This is such a good tea - you can really smell and taste the mint and lemon balm without it being overpowering. It just tastes like ... summer.

::picking tip::

It is best to pick some time in the morning before peak heat. Pick the overabundant fresh shoots and leave any woody flowering stems for the bees.

::how to::

Fill a crock pot/slow cooker with freshly picked and rinsed lemon balm leaves and stems (pick off any brown bits), and fresh mint (optional). Add enough water just to cover, and heat on LOW for 3 hours.

After 3 hours add a few teaspoons of green tea (if you want caffeine). Leave for 30 more minutes. Strain out all of the leaves/tea. Add honey to taste. Pour into a pitcher and chill!

A long slow low heat is good for freshly picked herbs - it releases more of the plant oils and keeps a nice bright color!

lemon balm:: Lemon balm is in the mint family and has been used for centuries to relieve stress and anxiety, promote sleep, improve appetite, and ease stomach aches. It has a great lemony fresh smell and flavor!

Thursday, August 18, 2011

csa box:: week 9

week 9.
::in the box:: beets, carrots, two types of summer squash, cabbage, a variety of slicing and cherry tomatoes, garlic, chives, peppermint, cucumber, scallions, broccoli.

::extras:: oregano, sage, chives, carrots, paste tomatoes (for home made ketchup!)

We have so many veggies the fridge is full, canning equipment always in the sink, there is a full cooler on the floor, and pounds are picked a day from the garden in addition to the substantial CSA produce. Yes, it is August!

To see what was in the CSA box this week in previous years, click::

| 2007 | 2008 | 2009 2010 |

What is in season where you are?

Monday, August 15, 2011

in my kitchen.

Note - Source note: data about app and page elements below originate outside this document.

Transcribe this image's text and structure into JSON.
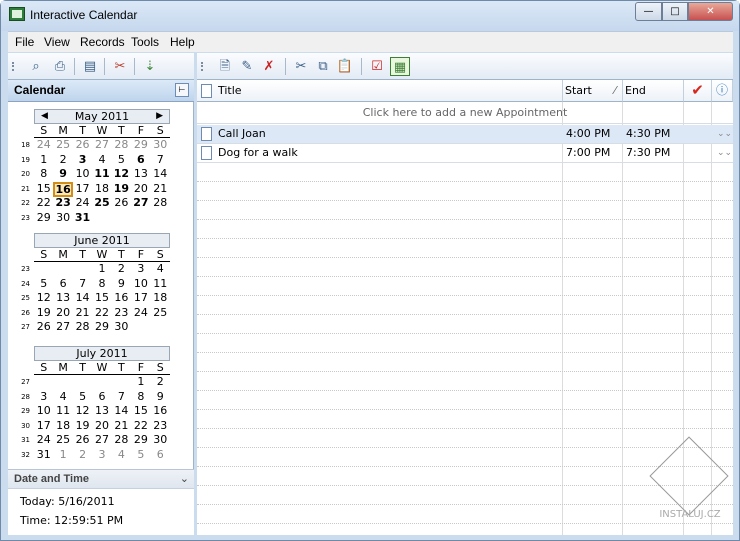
{
  "window": {
    "title": "Interactive Calendar",
    "close_symbol": "✕"
  },
  "menu": [
    "File",
    "View",
    "Records",
    "Tools",
    "Help"
  ],
  "sidebar": {
    "title": "Calendar",
    "pin_symbol": "⊢"
  },
  "dow": [
    "S",
    "M",
    "T",
    "W",
    "T",
    "F",
    "S"
  ],
  "months": [
    {
      "name": "May 2011",
      "weeks": [
        {
          "n": "18",
          "days": [
            {
              "d": "24",
              "s": "o"
            },
            {
              "d": "25",
              "s": "o"
            },
            {
              "d": "26",
              "s": "o"
            },
            {
              "d": "27",
              "s": "o"
            },
            {
              "d": "28",
              "s": "o"
            },
            {
              "d": "29",
              "s": "o"
            },
            {
              "d": "30",
              "s": "o"
            }
          ]
        },
        {
          "n": "19",
          "days": [
            {
              "d": "1"
            },
            {
              "d": "2"
            },
            {
              "d": "3",
              "s": "b"
            },
            {
              "d": "4"
            },
            {
              "d": "5"
            },
            {
              "d": "6",
              "s": "b"
            },
            {
              "d": "7"
            }
          ]
        },
        {
          "n": "20",
          "days": [
            {
              "d": "8"
            },
            {
              "d": "9",
              "s": "b"
            },
            {
              "d": "10"
            },
            {
              "d": "11",
              "s": "b"
            },
            {
              "d": "12",
              "s": "b"
            },
            {
              "d": "13"
            },
            {
              "d": "14"
            }
          ]
        },
        {
          "n": "21",
          "days": [
            {
              "d": "15"
            },
            {
              "d": "16",
              "s": "today"
            },
            {
              "d": "17"
            },
            {
              "d": "18"
            },
            {
              "d": "19",
              "s": "b"
            },
            {
              "d": "20"
            },
            {
              "d": "21"
            }
          ]
        },
        {
          "n": "22",
          "days": [
            {
              "d": "22"
            },
            {
              "d": "23",
              "s": "b"
            },
            {
              "d": "24"
            },
            {
              "d": "25",
              "s": "b"
            },
            {
              "d": "26"
            },
            {
              "d": "27",
              "s": "b"
            },
            {
              "d": "28"
            }
          ]
        },
        {
          "n": "23",
          "days": [
            {
              "d": "29"
            },
            {
              "d": "30"
            },
            {
              "d": "31",
              "s": "b"
            },
            {
              "d": ""
            },
            {
              "d": ""
            },
            {
              "d": ""
            },
            {
              "d": ""
            }
          ]
        }
      ]
    },
    {
      "name": "June 2011",
      "weeks": [
        {
          "n": "23",
          "days": [
            {
              "d": ""
            },
            {
              "d": ""
            },
            {
              "d": ""
            },
            {
              "d": "1"
            },
            {
              "d": "2"
            },
            {
              "d": "3"
            },
            {
              "d": "4"
            }
          ]
        },
        {
          "n": "24",
          "days": [
            {
              "d": "5"
            },
            {
              "d": "6"
            },
            {
              "d": "7"
            },
            {
              "d": "8"
            },
            {
              "d": "9"
            },
            {
              "d": "10"
            },
            {
              "d": "11"
            }
          ]
        },
        {
          "n": "25",
          "days": [
            {
              "d": "12"
            },
            {
              "d": "13"
            },
            {
              "d": "14"
            },
            {
              "d": "15"
            },
            {
              "d": "16"
            },
            {
              "d": "17"
            },
            {
              "d": "18"
            }
          ]
        },
        {
          "n": "26",
          "days": [
            {
              "d": "19"
            },
            {
              "d": "20"
            },
            {
              "d": "21"
            },
            {
              "d": "22"
            },
            {
              "d": "23"
            },
            {
              "d": "24"
            },
            {
              "d": "25"
            }
          ]
        },
        {
          "n": "27",
          "days": [
            {
              "d": "26"
            },
            {
              "d": "27"
            },
            {
              "d": "28"
            },
            {
              "d": "29"
            },
            {
              "d": "30"
            },
            {
              "d": ""
            },
            {
              "d": ""
            }
          ]
        }
      ]
    },
    {
      "name": "July 2011",
      "weeks": [
        {
          "n": "27",
          "days": [
            {
              "d": ""
            },
            {
              "d": ""
            },
            {
              "d": ""
            },
            {
              "d": ""
            },
            {
              "d": ""
            },
            {
              "d": "1"
            },
            {
              "d": "2"
            }
          ]
        },
        {
          "n": "28",
          "days": [
            {
              "d": "3"
            },
            {
              "d": "4"
            },
            {
              "d": "5"
            },
            {
              "d": "6"
            },
            {
              "d": "7"
            },
            {
              "d": "8"
            },
            {
              "d": "9"
            }
          ]
        },
        {
          "n": "29",
          "days": [
            {
              "d": "10"
            },
            {
              "d": "11"
            },
            {
              "d": "12"
            },
            {
              "d": "13"
            },
            {
              "d": "14"
            },
            {
              "d": "15"
            },
            {
              "d": "16"
            }
          ]
        },
        {
          "n": "30",
          "days": [
            {
              "d": "17"
            },
            {
              "d": "18"
            },
            {
              "d": "19"
            },
            {
              "d": "20"
            },
            {
              "d": "21"
            },
            {
              "d": "22"
            },
            {
              "d": "23"
            }
          ]
        },
        {
          "n": "31",
          "days": [
            {
              "d": "24"
            },
            {
              "d": "25"
            },
            {
              "d": "26"
            },
            {
              "d": "27"
            },
            {
              "d": "28"
            },
            {
              "d": "29"
            },
            {
              "d": "30"
            }
          ]
        },
        {
          "n": "32",
          "days": [
            {
              "d": "31"
            },
            {
              "d": "1",
              "s": "o"
            },
            {
              "d": "2",
              "s": "o"
            },
            {
              "d": "3",
              "s": "o"
            },
            {
              "d": "4",
              "s": "o"
            },
            {
              "d": "5",
              "s": "o"
            },
            {
              "d": "6",
              "s": "o"
            }
          ]
        }
      ]
    }
  ],
  "datetime": {
    "title": "Date and Time",
    "today": "Today: 5/16/2011",
    "time": "Time: 12:59:51 PM"
  },
  "columns": {
    "title": "Title",
    "start": "Start",
    "end": "End"
  },
  "add_hint": "Click here to add a new Appointment",
  "appointments": [
    {
      "title": "Call Joan",
      "start": "4:00 PM",
      "end": "4:30 PM"
    },
    {
      "title": "Dog for a walk",
      "start": "7:00 PM",
      "end": "7:30 PM"
    }
  ],
  "watermark": "INSTALUJ.CZ",
  "colors": {
    "accent": "#cbdcef",
    "check": "#d9261c",
    "today": "#fde8b8"
  }
}
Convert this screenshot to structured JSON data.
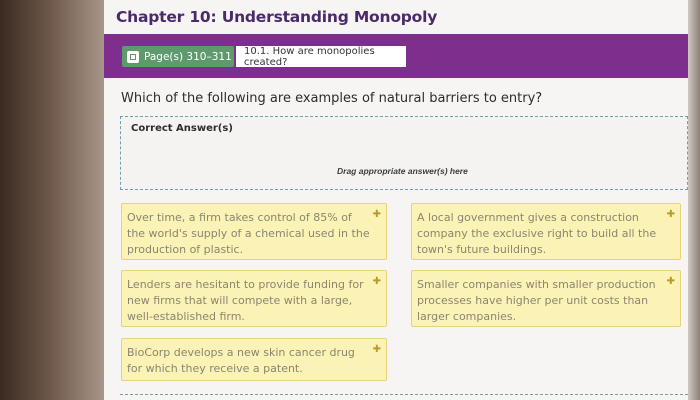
{
  "chapter_title": "Chapter 10: Understanding Monopoly",
  "page_chip": {
    "label": "Page(s) 310–311",
    "icon": "book-icon"
  },
  "section_chip": {
    "label": "10.1. How are monopolies created?"
  },
  "question": "Which of the following are examples of natural barriers to entry?",
  "dropzone": {
    "correct_label": "Correct Answer(s)",
    "hint": "Drag appropriate answer(s) here"
  },
  "answer_cards": [
    {
      "text": "Over time, a firm takes control of 85% of the world's supply of a chemical used in the production of plastic.",
      "icon": "plus"
    },
    {
      "text": "A local government gives a construction company the exclusive right to build all the town's future buildings.",
      "icon": "plus"
    },
    {
      "text": "Lenders are hesitant to provide funding for new firms that will compete with a large, well-established firm.",
      "icon": "plus"
    },
    {
      "text": "Smaller companies with smaller production processes have higher per unit costs than larger companies.",
      "icon": "plus"
    },
    {
      "text": "BioCorp develops a new skin cancer drug for which they receive a patent.",
      "icon": "plus"
    }
  ],
  "colors": {
    "header_bar": "#7e2f8d",
    "page_chip": "#5f9a6c",
    "card_bg": "#fbf3b6",
    "card_border": "#e6d27a",
    "dropzone_border": "#6f9eb0"
  }
}
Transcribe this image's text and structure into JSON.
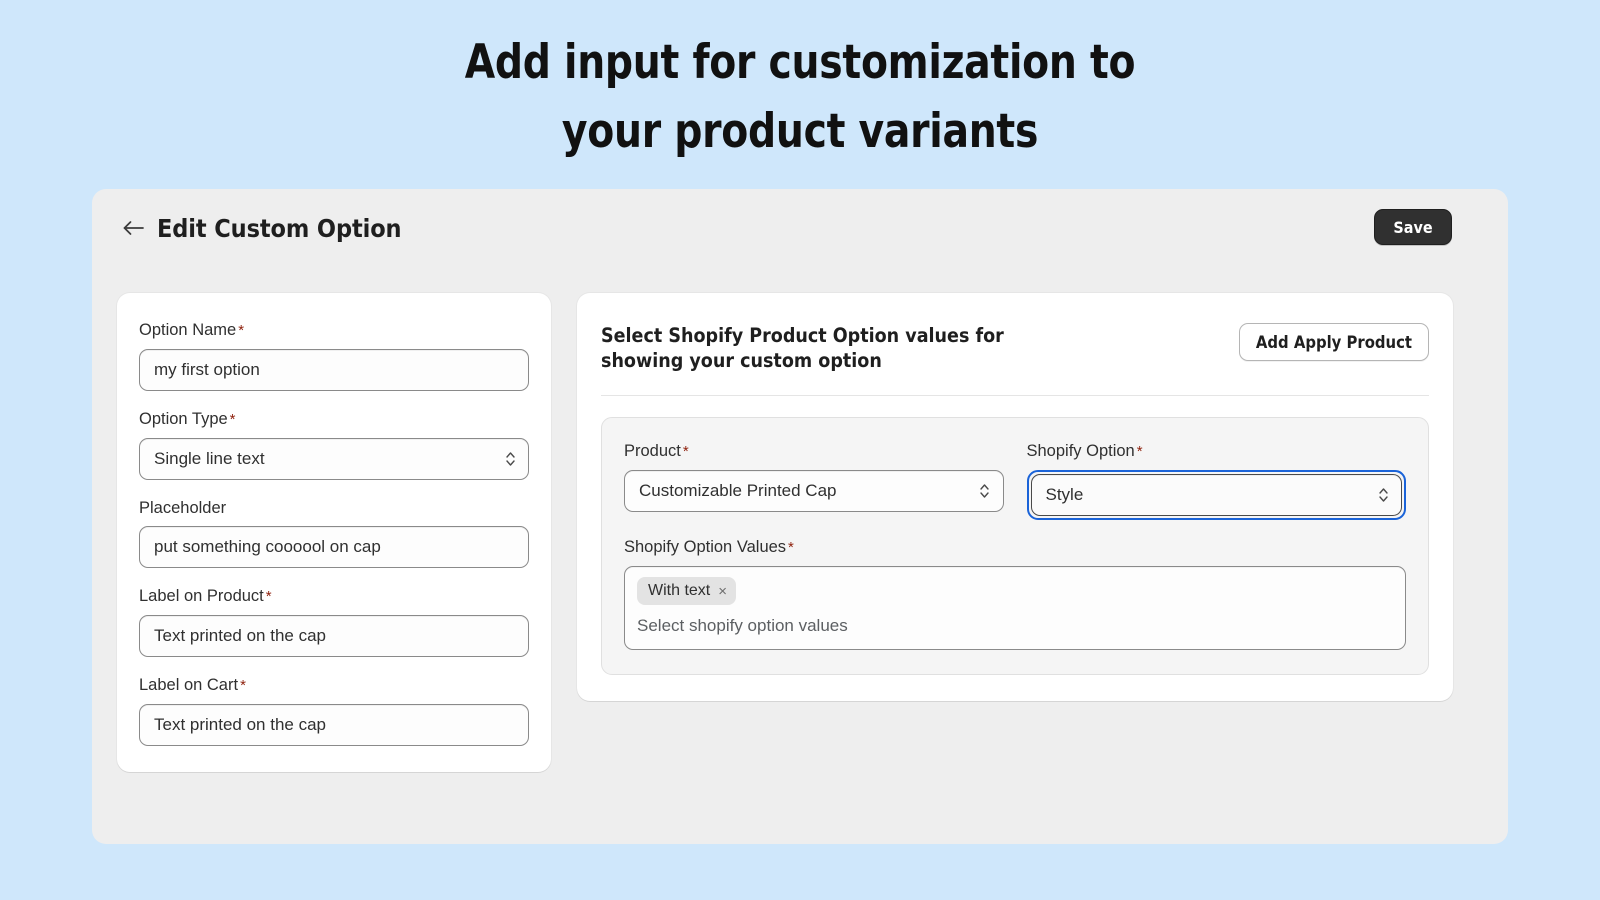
{
  "hero": {
    "line1": "Add input for customization to",
    "line2": "your product variants"
  },
  "colors": {
    "page_background": "#cfe7fb",
    "app_background": "#eeeeee",
    "card_background": "#ffffff",
    "inner_card_background": "#f5f5f5",
    "focus_ring": "#1a63d8",
    "required_asterisk": "#8e1f0b",
    "save_button_background": "#303030",
    "chip_background": "#e3e3e3"
  },
  "header": {
    "back_icon": "arrow-left-icon",
    "title": "Edit Custom Option",
    "save_label": "Save"
  },
  "left_panel": {
    "fields": [
      {
        "label": "Option Name",
        "required": true,
        "type": "text",
        "value": "my first option"
      },
      {
        "label": "Option Type",
        "required": true,
        "type": "select",
        "value": "Single line text"
      },
      {
        "label": "Placeholder",
        "required": false,
        "type": "text",
        "value": "put something coooool on cap"
      },
      {
        "label": "Label on Product",
        "required": true,
        "type": "text",
        "value": "Text printed on the cap"
      },
      {
        "label": "Label on Cart",
        "required": true,
        "type": "text",
        "value": "Text printed on the cap"
      }
    ]
  },
  "right_panel": {
    "title_line1": "Select Shopify Product Option values for",
    "title_line2": "showing your custom option",
    "add_product_label": "Add Apply Product",
    "product": {
      "label": "Product",
      "required": true,
      "value": "Customizable Printed Cap"
    },
    "shopify_option": {
      "label": "Shopify Option",
      "required": true,
      "value": "Style",
      "focused": true
    },
    "option_values": {
      "label": "Shopify Option Values",
      "required": true,
      "chips": [
        "With text"
      ],
      "chip_remove_icon": "close-icon",
      "placeholder": "Select shopify option values"
    }
  },
  "icons": {
    "required_mark": "*",
    "select_stepper": "chevron-up-down-icon",
    "chip_close": "×"
  }
}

This is the time of year that something is happening in the kitchen non-stop. Where I can barely keep up with all of the veggies pouring in - and not only is the fridge full, but so is the cooler on the floor next to it. We are freezing, canning, drying, fermenting, baking. Here are a few things from my kitchen, and some great links to recipes and tips for the season!

Zucchini Pickles - These looked so good I had to make a few pints. I substituted yellow curry powder for the turmeric and the smell and color is amazing. They are crunchy, mustardy, and great on burgers. The recipe is from the Zuni cafe, via Martha Stewart.

I have been cranking out pickles - dill vinegar pickles, refrigerator pickles, lacto-fermented pickles, pickled veggies. I love the POP of the jar lid opening in winter. Sofya at the girls' guide to guns and butter put together a very thorough guide to canning pickles. Every single thing you need to know to make great dill pickles.

And Cheeseslave posted my favorite lacto-fermented pickles recipe this week.

I love dried tomatoes in oil. They are easy to make. You dehydrate cherry tomato halves until fairly dry, but still pliable (not crunchy). Pack them into a jar with dried garlic, onion and basil (I use dried to keep water content low). Cover with olive oil and voila! Use on sandwiches, pizza, salads. Whiz it in the food processor to make a spread. They store a few months in the fridge. I dry a LOT of tomatoes!

This summer squash and potato torte from Bon Appétit is so good I keep making it over and over. I like to add some heavy cream and extra freshly grated Romano cheese to make it more like a gratin. It is great with loads of fresh basil too. So delicious!

This is a yummy zucchini spread from Philly Homegrown. Good on so many things. This version I also added some red pepper and kale from the garden.

What is happening in your kitchen this week?